As the hon. Gentleman knows, one of the factors in making firm assumptions is the likely behaviour of the balance of payments—[Interruption.] I would have thought that hon. Gentlemen on all sides of the House would have recognised the importance of that factor in planning. Quite clearly, in the last few months there have been a number of unexpected developments. I refer particularly to the effect on our balance of payments of the Arab-Israeli war and the consequences there.

Photo of Mr Terence Higgins Mr Terence Higgins , Worthing

Does not the right hon. Gentleman realise that the whole basis of planning is to examine alternative assumptions so that the different policies can be appraised?
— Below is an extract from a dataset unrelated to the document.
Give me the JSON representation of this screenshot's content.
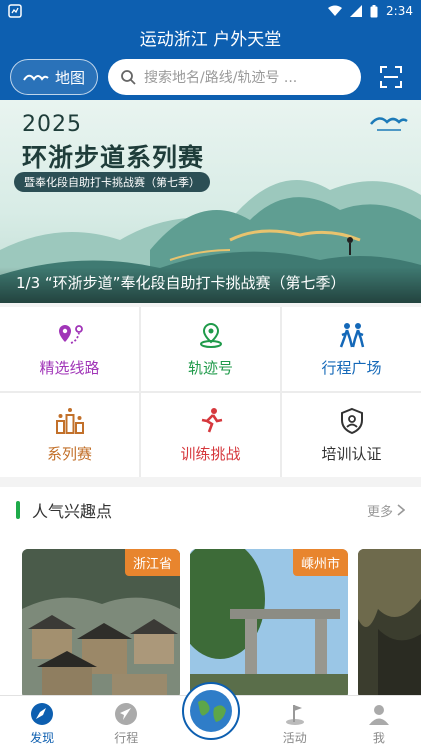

Can he confirm that the idea of setting a main target as a basis for the assumptions, which was the basis of the Government's abortive plan, has been abandoned completely, and that in future it will be based not merely on a target but on industrial expectations?

Photo of Mr Peter Shore Mr Peter Shore , Stepney

The next plan could usefully include both those approaches.

Photo of Mr Emanuel Shinwell Mr Emanuel Shinwell , Easington

Will my right hon. Friend tell the House what National Plan he is talking about? Is it the old one, and is it to be resurrected, or is it a new one? If it is new, will it go the same way as the old one did?

Photo of Mr Peter Shore Mr Peter Shore , Stepney

It is on that latter point that, clearly, we would wish to do all that we could to avoid that contingency.

Photo of Mr David Howell Mr David Howell , Guildford

Can the Minister tell us whether Parliament is to have a chance of re-examining the assumptions or underlying thinking in the new plan before it appears as a finished document?

Photo of Mr Peter Shore Mr Peter Shore , Stepney

I hope to be able, though I cannot say when, to report to the House. It will be as soon as I can after I have had consultations with the N.E.D.C.

Photo of Mr Eric Heffer Mr Eric Heffer , Liverpool, Walton

Can my right hon. Friend indicate whether the new plan will concern itself not only with indicative planning but with physical planning on the basis of some Socialist direction of industry into the areas which really need it?

Photo of Mr Peter Shore Mr Peter Shore , Stepney

The planning measures, as distinct from the framework of the plan, have been pursued as originally laid down in the 1965 plan. Not only have they been pursued; they have been reinforced by various legislative acts of this Government during the past year.

Photo of Mr Iain Macleod Mr Iain Macleod , Enfield West

Will the Minister clearly repudiate what has just been said by his hon. Friend the Member for Liverpool, Walton (Mr. Heffer) and make it quite clear that there is no question either of the direction of labour or of industry in the Government's thoughts?

Photo of Mr Peter Shore Mr Peter Shore , Stepney

There is no intention to direct labour, but when the right hon. Gentleman says that there should be no direction of industry, he must take account of the fact that so far as a substantial sector of industry is concerned—the public sector—the Government have considerable ability to influence location, and it would be wrong if they did not consider how best to use this.